"I think the good players are always in the right place at the right time," he said. "Some people think it's flukey, but it isn't. It is definitely a skill. "Look at football and someone like Alan Shearer. He wasn't a Cristiano Ronaldo or a glitzy player, but you'd have him in your team every day of the week because that's what he did. He worked hard and got himself into the right place to finish off chances."

If he is well enough to play, Cueto will hope to do just that against the Irish to make it three successive wins for England in this Six Nations campaign. It is eight Tests since his last try and he has suffered from England's cautious attacking approach. But Cueto understands the reliance on kickers by teams, not just England. "The margin of victory is often down to a few points and kickers are becoming more and more important," he said.

"It's almost a shame. We'd all love to see mavericks and skilful players in the game creating great moves and tries. I haven't scored one for a while and seem to be that one pass away. It's frustrating, but I'm sure it will come." Meanwhile, Scotland visit Italy with both teams looking for their first points of this season's tournament. The Italians won their last home fixture with the Scots two years ago and fly-half Dan Parks is desperate to avoid another such result. "I believe they Italians will come at us through the forwards," he said. "All 22 blokes out there are going to have to be on guard."
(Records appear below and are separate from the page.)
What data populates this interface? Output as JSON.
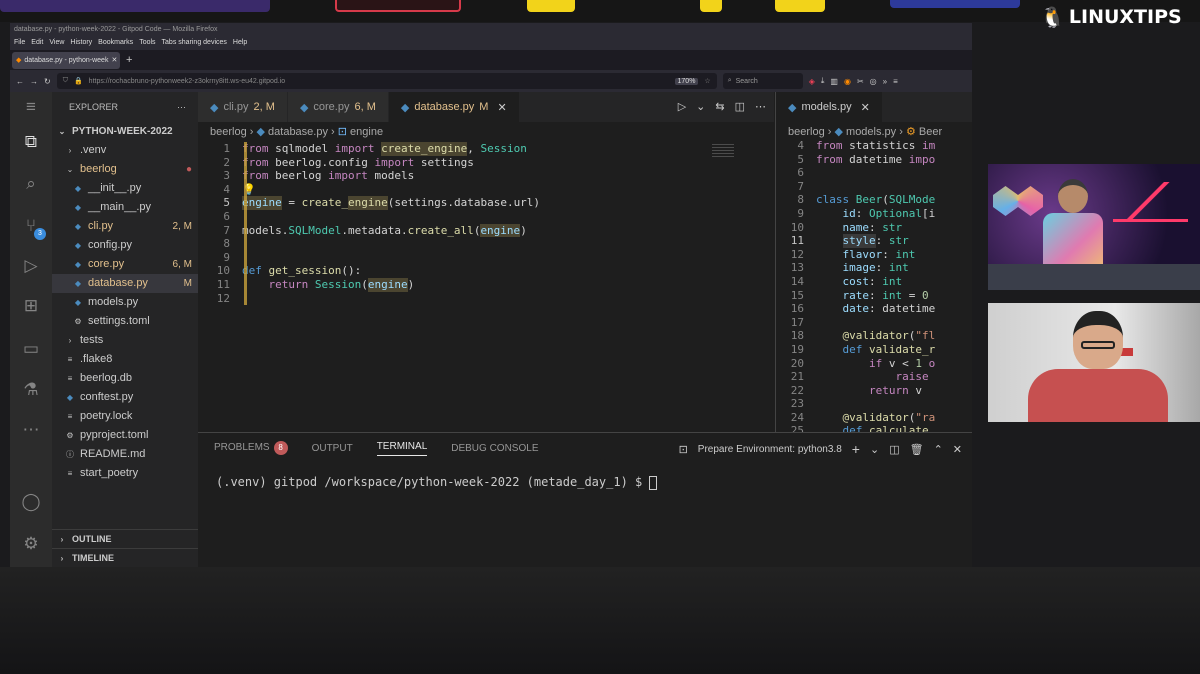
{
  "stream": {
    "brand": "LINUXTIPS"
  },
  "browser": {
    "window_title": "database.py - python-week-2022 - Gitpod Code — Mozilla Firefox",
    "menu": [
      "File",
      "Edit",
      "View",
      "History",
      "Bookmarks",
      "Tools",
      "Tabs sharing devices",
      "Help"
    ],
    "tab_title": "database.py - python-week",
    "url": "https://rochacbruno-pythonweek2-z3okrny8itt.ws-eu42.gitpod.io",
    "zoom": "170%",
    "search_placeholder": "Search"
  },
  "vscode": {
    "explorer_title": "EXPLORER",
    "project": "PYTHON-WEEK-2022",
    "tree": [
      {
        "label": ".venv",
        "type": "folder",
        "depth": 1,
        "status": ""
      },
      {
        "label": "beerlog",
        "type": "folder-open",
        "depth": 1,
        "status": "●"
      },
      {
        "label": "__init__.py",
        "type": "py",
        "depth": 2,
        "status": ""
      },
      {
        "label": "__main__.py",
        "type": "py",
        "depth": 2,
        "status": ""
      },
      {
        "label": "cli.py",
        "type": "py",
        "depth": 2,
        "status": "2, M"
      },
      {
        "label": "config.py",
        "type": "py",
        "depth": 2,
        "status": ""
      },
      {
        "label": "core.py",
        "type": "py",
        "depth": 2,
        "status": "6, M"
      },
      {
        "label": "database.py",
        "type": "py",
        "depth": 2,
        "status": "M"
      },
      {
        "label": "models.py",
        "type": "py",
        "depth": 2,
        "status": ""
      },
      {
        "label": "settings.toml",
        "type": "gear",
        "depth": 2,
        "status": ""
      },
      {
        "label": "tests",
        "type": "folder",
        "depth": 1,
        "status": ""
      },
      {
        "label": ".flake8",
        "type": "file",
        "depth": 1,
        "status": ""
      },
      {
        "label": "beerlog.db",
        "type": "file",
        "depth": 1,
        "status": ""
      },
      {
        "label": "conftest.py",
        "type": "py",
        "depth": 1,
        "status": ""
      },
      {
        "label": "poetry.lock",
        "type": "file",
        "depth": 1,
        "status": ""
      },
      {
        "label": "pyproject.toml",
        "type": "gear",
        "depth": 1,
        "status": ""
      },
      {
        "label": "README.md",
        "type": "info",
        "depth": 1,
        "status": ""
      },
      {
        "label": "start_poetry",
        "type": "file",
        "depth": 1,
        "status": ""
      }
    ],
    "outline": "OUTLINE",
    "timeline": "TIMELINE",
    "scm_badge": "3",
    "tabs": [
      {
        "label": "cli.py",
        "status": "2, M"
      },
      {
        "label": "core.py",
        "status": "6, M"
      },
      {
        "label": "database.py",
        "status": "M"
      }
    ],
    "breadcrumb": [
      "beerlog",
      "database.py",
      "engine"
    ],
    "right_tab": "models.py",
    "right_breadcrumb": [
      "beerlog",
      "models.py",
      "Beer"
    ],
    "panel_tabs": {
      "problems": "PROBLEMS",
      "problems_count": "8",
      "output": "OUTPUT",
      "terminal": "TERMINAL",
      "debug": "DEBUG CONSOLE"
    },
    "terminal_label": "Prepare Environment: python3.8",
    "terminal_prompt": "(.venv) gitpod /workspace/python-week-2022 (metade_day_1) $ "
  }
}
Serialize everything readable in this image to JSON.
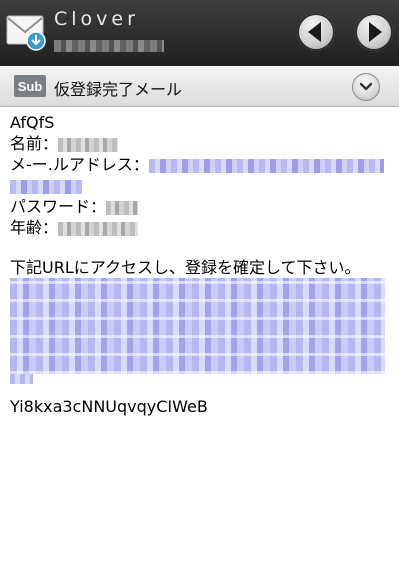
{
  "header": {
    "title": "Clover",
    "icons": {
      "app": "mail-envelope-icon",
      "prev": "arrow-left-icon",
      "next": "arrow-right-icon"
    }
  },
  "subject": {
    "badge": "Sub",
    "text": "仮登録完了メール",
    "expand_icon": "chevron-down-icon"
  },
  "message": {
    "greeting": "AfQfS",
    "name_label": "名前：",
    "email_label": "メ-ー.ルアドレス：",
    "password_label": "パスワード：",
    "age_label": "年齢：",
    "instruction": "下記URLにアクセスし、登録を確定して下さい。",
    "code": "Yi8kxa3cNNUqvqyCIWeB"
  },
  "colors": {
    "header_bg": "#2b2b2b",
    "subject_bg": "#e6e6e6",
    "badge_bg": "#7b7f86",
    "link": "#b6b6f1"
  }
}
@Email:akhan@thenational.ae England v Ireland, 8pm, Aljazeera Sport +3